* _Dataset rows for apps and sites_:
* * *

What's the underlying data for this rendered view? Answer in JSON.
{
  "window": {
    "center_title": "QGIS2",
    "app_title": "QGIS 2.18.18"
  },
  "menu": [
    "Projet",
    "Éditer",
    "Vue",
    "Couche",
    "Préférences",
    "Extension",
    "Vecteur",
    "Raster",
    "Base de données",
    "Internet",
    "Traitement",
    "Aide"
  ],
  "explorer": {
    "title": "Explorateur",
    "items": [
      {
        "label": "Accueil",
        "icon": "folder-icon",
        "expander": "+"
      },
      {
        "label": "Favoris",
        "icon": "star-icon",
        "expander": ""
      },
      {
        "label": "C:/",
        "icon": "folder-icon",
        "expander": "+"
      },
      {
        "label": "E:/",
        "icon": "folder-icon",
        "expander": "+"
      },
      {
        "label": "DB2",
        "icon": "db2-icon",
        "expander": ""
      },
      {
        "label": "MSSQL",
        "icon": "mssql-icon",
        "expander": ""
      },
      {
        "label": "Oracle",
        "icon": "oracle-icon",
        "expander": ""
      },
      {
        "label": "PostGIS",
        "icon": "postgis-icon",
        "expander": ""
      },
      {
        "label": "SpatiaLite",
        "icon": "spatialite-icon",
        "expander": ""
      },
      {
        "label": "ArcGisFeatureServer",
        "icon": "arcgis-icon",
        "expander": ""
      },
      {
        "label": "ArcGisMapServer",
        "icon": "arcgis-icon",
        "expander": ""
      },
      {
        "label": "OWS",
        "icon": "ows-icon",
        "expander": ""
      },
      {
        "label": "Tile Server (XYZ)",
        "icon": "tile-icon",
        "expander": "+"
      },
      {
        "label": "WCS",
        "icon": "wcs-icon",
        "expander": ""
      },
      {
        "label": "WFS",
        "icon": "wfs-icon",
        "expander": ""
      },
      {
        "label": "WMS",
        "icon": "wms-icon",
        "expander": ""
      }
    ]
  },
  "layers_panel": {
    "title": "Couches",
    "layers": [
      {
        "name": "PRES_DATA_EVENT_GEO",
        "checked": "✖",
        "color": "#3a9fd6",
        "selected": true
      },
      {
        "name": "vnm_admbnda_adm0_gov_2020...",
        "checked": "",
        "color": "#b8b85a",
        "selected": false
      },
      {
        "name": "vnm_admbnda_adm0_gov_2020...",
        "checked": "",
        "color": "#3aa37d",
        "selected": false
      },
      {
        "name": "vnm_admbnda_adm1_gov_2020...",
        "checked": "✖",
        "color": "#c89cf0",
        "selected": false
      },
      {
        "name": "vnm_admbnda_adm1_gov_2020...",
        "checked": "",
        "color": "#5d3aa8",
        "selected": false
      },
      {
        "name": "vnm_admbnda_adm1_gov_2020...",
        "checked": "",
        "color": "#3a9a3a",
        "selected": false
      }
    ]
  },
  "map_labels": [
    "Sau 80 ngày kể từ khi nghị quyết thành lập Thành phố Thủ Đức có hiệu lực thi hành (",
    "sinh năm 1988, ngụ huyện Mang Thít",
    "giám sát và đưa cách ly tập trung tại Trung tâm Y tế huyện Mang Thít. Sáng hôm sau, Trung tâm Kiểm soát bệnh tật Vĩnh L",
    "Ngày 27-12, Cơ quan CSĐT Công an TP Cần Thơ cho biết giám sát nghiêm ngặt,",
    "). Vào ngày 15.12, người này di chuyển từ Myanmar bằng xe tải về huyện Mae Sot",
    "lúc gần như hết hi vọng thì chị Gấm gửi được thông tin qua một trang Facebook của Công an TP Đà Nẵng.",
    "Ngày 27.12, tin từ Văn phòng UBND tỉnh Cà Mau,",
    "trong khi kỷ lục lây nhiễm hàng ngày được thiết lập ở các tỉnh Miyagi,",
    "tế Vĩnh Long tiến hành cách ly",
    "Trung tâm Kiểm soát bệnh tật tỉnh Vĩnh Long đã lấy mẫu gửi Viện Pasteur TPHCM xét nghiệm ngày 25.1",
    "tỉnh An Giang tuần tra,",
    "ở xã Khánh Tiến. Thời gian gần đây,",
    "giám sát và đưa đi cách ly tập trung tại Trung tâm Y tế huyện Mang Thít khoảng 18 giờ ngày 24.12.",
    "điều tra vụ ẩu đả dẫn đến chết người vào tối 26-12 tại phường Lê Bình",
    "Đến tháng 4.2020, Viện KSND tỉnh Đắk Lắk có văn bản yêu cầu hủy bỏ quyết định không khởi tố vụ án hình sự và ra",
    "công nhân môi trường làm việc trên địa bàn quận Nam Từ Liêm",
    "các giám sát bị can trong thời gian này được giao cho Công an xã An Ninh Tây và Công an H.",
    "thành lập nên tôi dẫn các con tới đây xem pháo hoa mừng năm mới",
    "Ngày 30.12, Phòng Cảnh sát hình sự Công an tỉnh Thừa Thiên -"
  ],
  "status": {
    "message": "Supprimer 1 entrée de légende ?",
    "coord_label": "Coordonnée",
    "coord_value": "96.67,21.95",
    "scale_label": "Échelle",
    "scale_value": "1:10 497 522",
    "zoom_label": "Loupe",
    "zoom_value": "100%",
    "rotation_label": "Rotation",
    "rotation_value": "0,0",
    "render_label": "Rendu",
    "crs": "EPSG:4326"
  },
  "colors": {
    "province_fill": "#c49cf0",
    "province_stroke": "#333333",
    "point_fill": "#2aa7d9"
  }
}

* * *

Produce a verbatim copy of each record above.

What's the underlying data for this rendered view? Answer in JSON.
{
  "window": {
    "center_title": "QGIS2",
    "app_title": "QGIS 2.18.18"
  },
  "menu": [
    "Projet",
    "Éditer",
    "Vue",
    "Couche",
    "Préférences",
    "Extension",
    "Vecteur",
    "Raster",
    "Base de données",
    "Internet",
    "Traitement",
    "Aide"
  ],
  "explorer": {
    "title": "Explorateur",
    "items": [
      {
        "label": "Accueil",
        "icon": "folder-icon",
        "expander": "+"
      },
      {
        "label": "Favoris",
        "icon": "star-icon",
        "expander": ""
      },
      {
        "label": "C:/",
        "icon": "folder-icon",
        "expander": "+"
      },
      {
        "label": "E:/",
        "icon": "folder-icon",
        "expander": "+"
      },
      {
        "label": "DB2",
        "icon": "db2-icon",
        "expander": ""
      },
      {
        "label": "MSSQL",
        "icon": "mssql-icon",
        "expander": ""
      },
      {
        "label": "Oracle",
        "icon": "oracle-icon",
        "expander": ""
      },
      {
        "label": "PostGIS",
        "icon": "postgis-icon",
        "expander": ""
      },
      {
        "label": "SpatiaLite",
        "icon": "spatialite-icon",
        "expander": ""
      },
      {
        "label": "ArcGisFeatureServer",
        "icon": "arcgis-icon",
        "expander": ""
      },
      {
        "label": "ArcGisMapServer",
        "icon": "arcgis-icon",
        "expander": ""
      },
      {
        "label": "OWS",
        "icon": "ows-icon",
        "expander": ""
      },
      {
        "label": "Tile Server (XYZ)",
        "icon": "tile-icon",
        "expander": "+"
      },
      {
        "label": "WCS",
        "icon": "wcs-icon",
        "expander": ""
      },
      {
        "label": "WFS",
        "icon": "wfs-icon",
        "expander": ""
      },
      {
        "label": "WMS",
        "icon": "wms-icon",
        "expander": ""
      }
    ]
  },
  "layers_panel": {
    "title": "Couches",
    "layers": [
      {
        "name": "PRES_DATA_EVENT_GEO",
        "checked": "✖",
        "color": "#3a9fd6",
        "selected": true
      },
      {
        "name": "vnm_admbnda_adm0_gov_2020...",
        "checked": "",
        "color": "#b8b85a",
        "selected": false
      },
      {
        "name": "vnm_admbnda_adm0_gov_2020...",
        "checked": "",
        "color": "#3aa37d",
        "selected": false
      },
      {
        "name": "vnm_admbnda_adm1_gov_2020...",
        "checked": "✖",
        "color": "#c89cf0",
        "selected": false
      },
      {
        "name": "vnm_admbnda_adm1_gov_2020...",
        "checked": "",
        "color": "#5d3aa8",
        "selected": false
      },
      {
        "name": "vnm_admbnda_adm1_gov_2020...",
        "checked": "",
        "color": "#3a9a3a",
        "selected": false
      }
    ]
  },
  "map_labels": [
    "Sau 80 ngày kể từ khi nghị quyết thành lập Thành phố Thủ Đức có hiệu lực thi hành (",
    "sinh năm 1988, ngụ huyện Mang Thít",
    "giám sát và đưa cách ly tập trung tại Trung tâm Y tế huyện Mang Thít. Sáng hôm sau, Trung tâm Kiểm soát bệnh tật Vĩnh L",
    "Ngày 27-12, Cơ quan CSĐT Công an TP Cần Thơ cho biết giám sát nghiêm ngặt,",
    "). Vào ngày 15.12, người này di chuyển từ Myanmar bằng xe tải về huyện Mae Sot",
    "lúc gần như hết hi vọng thì chị Gấm gửi được thông tin qua một trang Facebook của Công an TP Đà Nẵng.",
    "Ngày 27.12, tin từ Văn phòng UBND tỉnh Cà Mau,",
    "trong khi kỷ lục lây nhiễm hàng ngày được thiết lập ở các tỉnh Miyagi,",
    "tế Vĩnh Long tiến hành cách ly",
    "Trung tâm Kiểm soát bệnh tật tỉnh Vĩnh Long đã lấy mẫu gửi Viện Pasteur TPHCM xét nghiệm ngày 25.1",
    "tỉnh An Giang tuần tra,",
    "ở xã Khánh Tiến. Thời gian gần đây,",
    "giám sát và đưa đi cách ly tập trung tại Trung tâm Y tế huyện Mang Thít khoảng 18 giờ ngày 24.12.",
    "điều tra vụ ẩu đả dẫn đến chết người vào tối 26-12 tại phường Lê Bình",
    "Đến tháng 4.2020, Viện KSND tỉnh Đắk Lắk có văn bản yêu cầu hủy bỏ quyết định không khởi tố vụ án hình sự và ra",
    "công nhân môi trường làm việc trên địa bàn quận Nam Từ Liêm",
    "các giám sát bị can trong thời gian này được giao cho Công an xã An Ninh Tây và Công an H.",
    "thành lập nên tôi dẫn các con tới đây xem pháo hoa mừng năm mới",
    "Ngày 30.12, Phòng Cảnh sát hình sự Công an tỉnh Thừa Thiên -"
  ],
  "status": {
    "message": "Supprimer 1 entrée de légende ?",
    "coord_label": "Coordonnée",
    "coord_value": "96.67,21.95",
    "scale_label": "Échelle",
    "scale_value": "1:10 497 522",
    "zoom_label": "Loupe",
    "zoom_value": "100%",
    "rotation_label": "Rotation",
    "rotation_value": "0,0",
    "render_label": "Rendu",
    "crs": "EPSG:4326"
  },
  "colors": {
    "province_fill": "#c49cf0",
    "province_stroke": "#333333",
    "point_fill": "#2aa7d9"
  }
}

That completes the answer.